The Tea Act Of 1773
The Tea Act of 1773 was an Act of British Parliament that granted the British East India Company the ability to export and sell tea directly to the American colonies free of most taxes. The purpose of the Tea Act was to help the struggling British East India Company and to make them more competitive in the American tea market against Dutch smugglers and Dutch tea sold by the colonies.
What Did The Tea Act Of 1773 Do?
- Reduced taxes on the British East India Company tea: The Tea Act of 1773 reduced the duties Britain made the East India Company pay on tea in Britain, allowing them to sell the tea in America at a lower rate.
- Gave East India Company a monopoly: The Tea Act removed the requirement that any tea sold to the American colonies had to be bought first in Britain. This effectively gave the East India Company a monopoly on the tea trade in the colonies, as they had a better price.
- Undermined colonial merchants: The Tea Act of 1773 hurt colonial merchants who had been smuggling Dutch tea, as the East India Company could now undercut their prices. As a result, colonial merchants who opposed the Tea Act organized the Boston Tea Party as a protest against the act.
Why Was The Tea Act Of 1773 Controversial?

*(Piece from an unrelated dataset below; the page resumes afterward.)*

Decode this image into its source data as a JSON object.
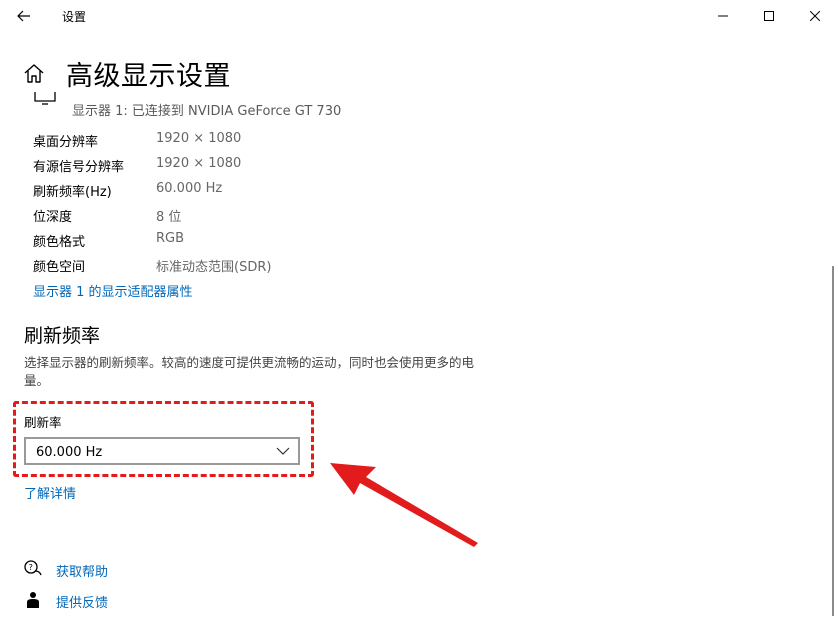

The Tea Act of 1773 was strongly opposed by many of the American colonists because it undermined the colonial merchants who had been smuggling Dutch tea, and because it represented another example of British taxation without representation. The passage of the Act led to the famous Boston Tea Party in December 1773, in which colonists boarded East India tea ships and dumped their tea cargo into the harbor. This event helped to spur the American Revolution and the fight for American independence.